**EXERCISE AIM:** Copy the data that follows exactly. Include no pictures.

**Data records:**
• • •

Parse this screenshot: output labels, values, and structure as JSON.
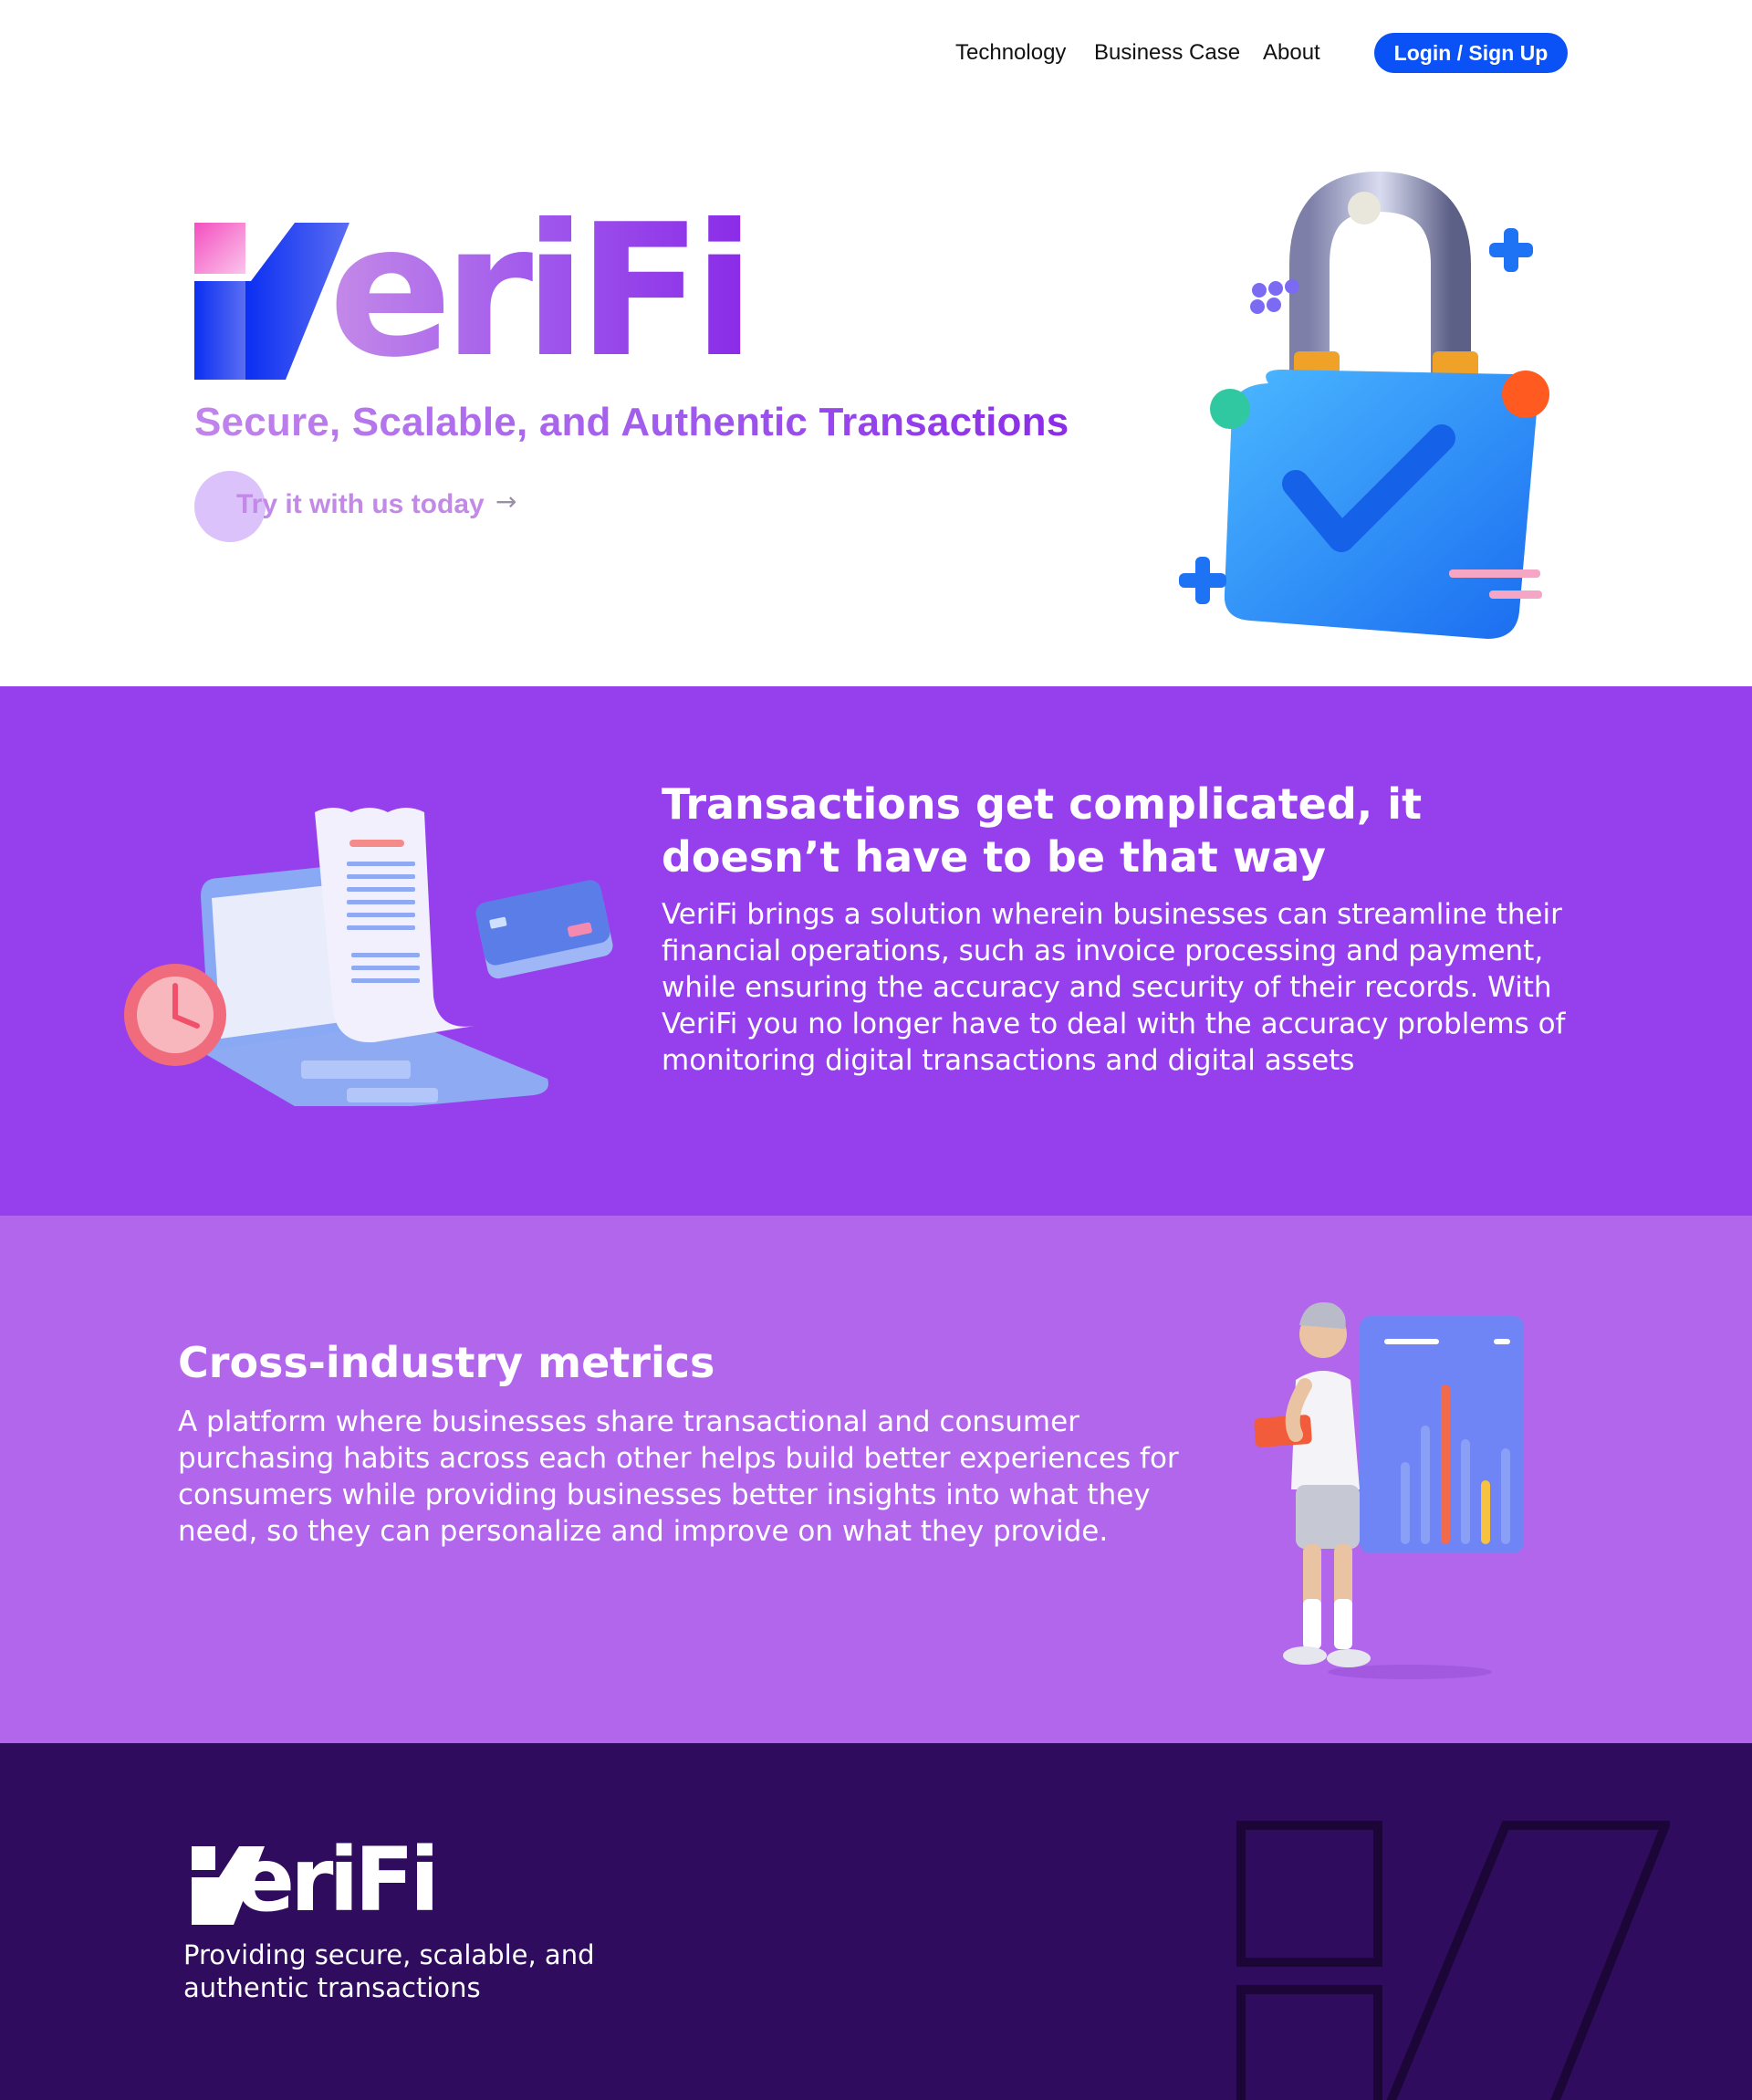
{
  "nav": {
    "links": [
      "Technology",
      "Business Case",
      "About"
    ],
    "login_label": "Login / Sign Up"
  },
  "hero": {
    "logo_text": "eriFi",
    "tagline": "Secure, Scalable, and Authentic Transactions",
    "cta_label": "Try it with us today",
    "cta_arrow": "→"
  },
  "section_problem": {
    "title": "Transactions get complicated, it doesn’t have to be that way",
    "body": "VeriFi brings a solution wherein businesses can streamline their financial operations, such as invoice processing and payment, while ensuring the accuracy and security of their records. With VeriFi you no longer have to deal with the accuracy problems of monitoring digital transactions and digital assets"
  },
  "section_metrics": {
    "title": "Cross-industry metrics",
    "body": "A platform where businesses share transactional and consumer purchasing habits across each other helps build better experiences for consumers while providing businesses better insights into what they need, so they can personalize and improve on what they provide."
  },
  "footer": {
    "logo_text": "eriFi",
    "tagline": "Providing secure, scalable, and authentic transactions"
  },
  "colors": {
    "brand_blue": "#0a52f5",
    "purple_primary": "#9640ed",
    "purple_light": "#b266ec",
    "footer_bg": "#2f0c5d"
  }
}
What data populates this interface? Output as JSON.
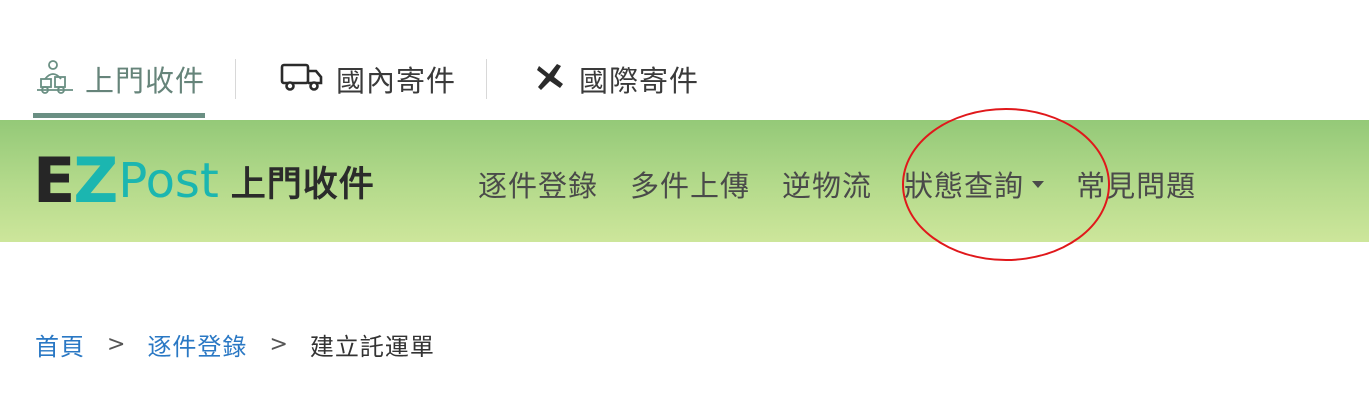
{
  "service_tabs": [
    {
      "label": "上門收件",
      "icon": "courier-person-icon",
      "active": true
    },
    {
      "label": "國內寄件",
      "icon": "truck-icon",
      "active": false
    },
    {
      "label": "國際寄件",
      "icon": "airplane-icon",
      "active": false
    }
  ],
  "logo": {
    "ez_e": "E",
    "ez_z": "Z",
    "post": "Post",
    "subtitle": "上門收件"
  },
  "nav": {
    "items": [
      {
        "label": "逐件登錄"
      },
      {
        "label": "多件上傳"
      },
      {
        "label": "逆物流"
      },
      {
        "label": "狀態查詢",
        "has_dropdown": true
      },
      {
        "label": "常見問題"
      }
    ]
  },
  "breadcrumb": {
    "home": "首頁",
    "separator": ">",
    "section": "逐件登錄",
    "current": "建立託運單"
  },
  "colors": {
    "brand_teal": "#1bb6b0",
    "header_green_top": "#94c978",
    "header_green_bottom": "#cde69b",
    "active_tab": "#66847a",
    "link_blue": "#2a78c4",
    "annotation_red": "#e0181b"
  }
}
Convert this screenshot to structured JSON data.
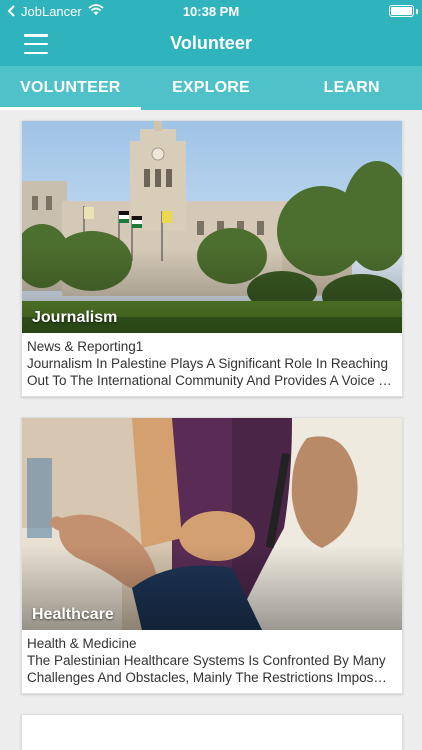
{
  "status_bar": {
    "carrier": "JobLancer",
    "time": "10:38 PM"
  },
  "header": {
    "title": "Volunteer"
  },
  "tabs": [
    {
      "label": "VOLUNTEER",
      "active": true
    },
    {
      "label": "EXPLORE",
      "active": false
    },
    {
      "label": "LEARN",
      "active": false
    }
  ],
  "cards": [
    {
      "image_label": "Journalism",
      "category": "News & Reporting1",
      "description": "Journalism In Palestine Plays A Significant Role In Reaching Out To The International Community And Provides A Voice To The Palestinian Cause"
    },
    {
      "image_label": "Healthcare",
      "category": "Health & Medicine",
      "description": "The Palestinian Healthcare Systems Is Confronted By Many Challenges And Obstacles, Mainly The Restrictions Imposed On Movement"
    }
  ],
  "colors": {
    "header_bg": "#2fb3bc",
    "tabs_bg": "#4fc2c9",
    "page_bg": "#ededed"
  }
}
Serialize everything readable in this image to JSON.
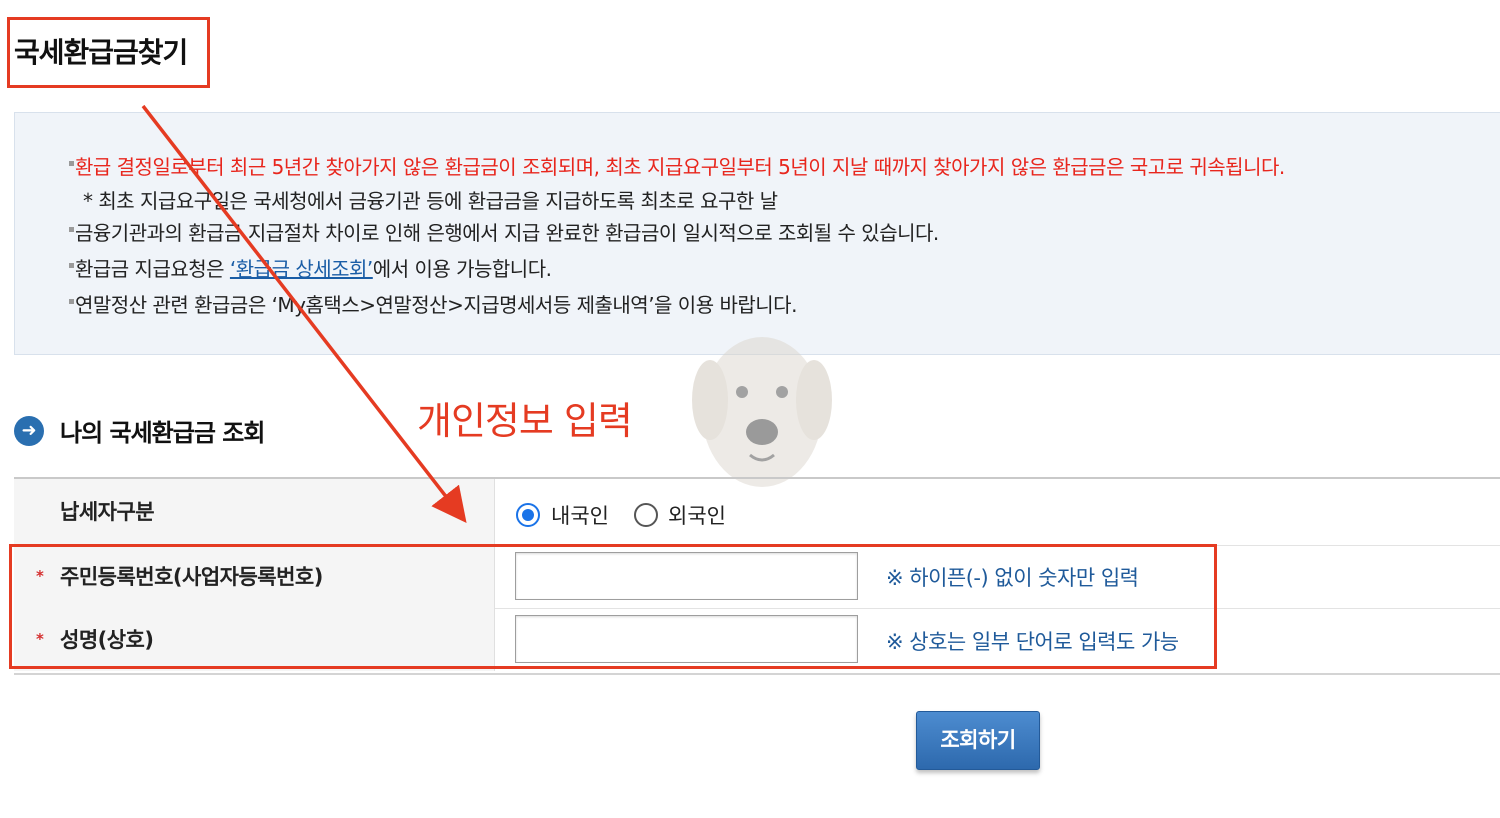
{
  "header": {
    "title": "국세환급금찾기"
  },
  "notice": {
    "line1": "환급 결정일로부터 최근 5년간 찾아가지 않은 환급금이 조회되며, 최초 지급요구일부터 5년이 지날 때까지 찾아가지 않은 환급금은 국고로 귀속됩니다.",
    "line1_note": "* 최초 지급요구일은 국세청에서 금융기관 등에 환급금을 지급하도록 최초로 요구한 날",
    "line2": "금융기관과의 환급금 지급절차 차이로 인해 은행에서 지급 완료한 환급금이 일시적으로 조회될 수 있습니다.",
    "line3_prefix": "환급금 지급요청은 ",
    "line3_link": "‘환급금 상세조회’",
    "line3_suffix": "에서 이용 가능합니다.",
    "line4": "연말정산 관련 환급금은 ‘My홈택스>연말정산>지급명세서등 제출내역’을 이용 바랍니다."
  },
  "section": {
    "title": "나의 국세환급금 조회",
    "icon": "arrow-right-circle-icon"
  },
  "annotation": {
    "text": "개인정보 입력"
  },
  "form": {
    "taxpayer_type": {
      "label": "납세자구분",
      "options": [
        "내국인",
        "외국인"
      ],
      "selected": "내국인"
    },
    "id_number": {
      "required_mark": "*",
      "label": "주민등록번호(사업자등록번호)",
      "value": "",
      "hint": "※ 하이픈(-) 없이 숫자만 입력"
    },
    "name": {
      "required_mark": "*",
      "label": "성명(상호)",
      "value": "",
      "hint": "※ 상호는 일부 단어로 입력도 가능"
    },
    "submit_label": "조회하기"
  },
  "colors": {
    "annotation_red": "#e53b22",
    "notice_red": "#e8261d",
    "link_blue": "#1a5da6",
    "button_blue": "#2d69ad",
    "notice_bg": "#f0f4f9"
  }
}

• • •

**EXPECTED OUTPUT:**
Parse this screenshot: output labels, values, and structure as JSON.
{
  "nav": {
    "links": [
      "Technology",
      "Business Case",
      "About"
    ],
    "login_label": "Login / Sign Up"
  },
  "hero": {
    "logo_text": "eriFi",
    "tagline": "Secure, Scalable, and Authentic Transactions",
    "cta_label": "Try it with us today",
    "cta_arrow": "→"
  },
  "section_problem": {
    "title": "Transactions get complicated, it doesn’t have to be that way",
    "body": "VeriFi brings a solution wherein businesses can streamline their financial operations, such as invoice processing and payment, while ensuring the accuracy and security of their records. With VeriFi you no longer have to deal with the accuracy problems of monitoring digital transactions and digital assets"
  },
  "section_metrics": {
    "title": "Cross-industry metrics",
    "body": "A platform where businesses share transactional and consumer purchasing habits across each other helps build better experiences for consumers while providing businesses better insights into what they need, so they can personalize and improve on what they provide."
  },
  "footer": {
    "logo_text": "eriFi",
    "tagline": "Providing secure, scalable, and authentic transactions"
  },
  "colors": {
    "brand_blue": "#0a52f5",
    "purple_primary": "#9640ed",
    "purple_light": "#b266ec",
    "footer_bg": "#2f0c5d"
  }
}
What data populates this interface? Output as JSON.
{
  "service_tabs": [
    {
      "label": "上門收件",
      "icon": "courier-person-icon",
      "active": true
    },
    {
      "label": "國內寄件",
      "icon": "truck-icon",
      "active": false
    },
    {
      "label": "國際寄件",
      "icon": "airplane-icon",
      "active": false
    }
  ],
  "logo": {
    "ez_e": "E",
    "ez_z": "Z",
    "post": "Post",
    "subtitle": "上門收件"
  },
  "nav": {
    "items": [
      {
        "label": "逐件登錄"
      },
      {
        "label": "多件上傳"
      },
      {
        "label": "逆物流"
      },
      {
        "label": "狀態查詢",
        "has_dropdown": true
      },
      {
        "label": "常見問題"
      }
    ]
  },
  "breadcrumb": {
    "home": "首頁",
    "separator": ">",
    "section": "逐件登錄",
    "current": "建立託運單"
  },
  "colors": {
    "brand_teal": "#1bb6b0",
    "header_green_top": "#94c978",
    "header_green_bottom": "#cde69b",
    "active_tab": "#66847a",
    "link_blue": "#2a78c4",
    "annotation_red": "#e0181b"
  }
}
Convert this screenshot to structured JSON data.
{
  "status_bar": {
    "carrier": "JobLancer",
    "time": "10:38 PM"
  },
  "header": {
    "title": "Volunteer"
  },
  "tabs": [
    {
      "label": "VOLUNTEER",
      "active": true
    },
    {
      "label": "EXPLORE",
      "active": false
    },
    {
      "label": "LEARN",
      "active": false
    }
  ],
  "cards": [
    {
      "image_label": "Journalism",
      "category": "News & Reporting1",
      "description": "Journalism In Palestine Plays A Significant Role In Reaching Out To The International Community And Provides A Voice To The Palestinian Cause"
    },
    {
      "image_label": "Healthcare",
      "category": "Health & Medicine",
      "description": "The Palestinian Healthcare Systems Is Confronted By Many Challenges And Obstacles, Mainly The Restrictions Imposed On Movement"
    }
  ],
  "colors": {
    "header_bg": "#2fb3bc",
    "tabs_bg": "#4fc2c9",
    "page_bg": "#ededed"
  }
}
Serialize everything readable in this image to JSON.
{
  "header": {
    "title": "국세환급금찾기"
  },
  "notice": {
    "line1": "환급 결정일로부터 최근 5년간 찾아가지 않은 환급금이 조회되며, 최초 지급요구일부터 5년이 지날 때까지 찾아가지 않은 환급금은 국고로 귀속됩니다.",
    "line1_note": "* 최초 지급요구일은 국세청에서 금융기관 등에 환급금을 지급하도록 최초로 요구한 날",
    "line2": "금융기관과의 환급금 지급절차 차이로 인해 은행에서 지급 완료한 환급금이 일시적으로 조회될 수 있습니다.",
    "line3_prefix": "환급금 지급요청은 ",
    "line3_link": "‘환급금 상세조회’",
    "line3_suffix": "에서 이용 가능합니다.",
    "line4": "연말정산 관련 환급금은 ‘My홈택스>연말정산>지급명세서등 제출내역’을 이용 바랍니다."
  },
  "section": {
    "title": "나의 국세환급금 조회",
    "icon": "arrow-right-circle-icon"
  },
  "annotation": {
    "text": "개인정보 입력"
  },
  "form": {
    "taxpayer_type": {
      "label": "납세자구분",
      "options": [
        "내국인",
        "외국인"
      ],
      "selected": "내국인"
    },
    "id_number": {
      "required_mark": "*",
      "label": "주민등록번호(사업자등록번호)",
      "value": "",
      "hint": "※ 하이픈(-) 없이 숫자만 입력"
    },
    "name": {
      "required_mark": "*",
      "label": "성명(상호)",
      "value": "",
      "hint": "※ 상호는 일부 단어로 입력도 가능"
    },
    "submit_label": "조회하기"
  },
  "colors": {
    "annotation_red": "#e53b22",
    "notice_red": "#e8261d",
    "link_blue": "#1a5da6",
    "button_blue": "#2d69ad",
    "notice_bg": "#f0f4f9"
  }
}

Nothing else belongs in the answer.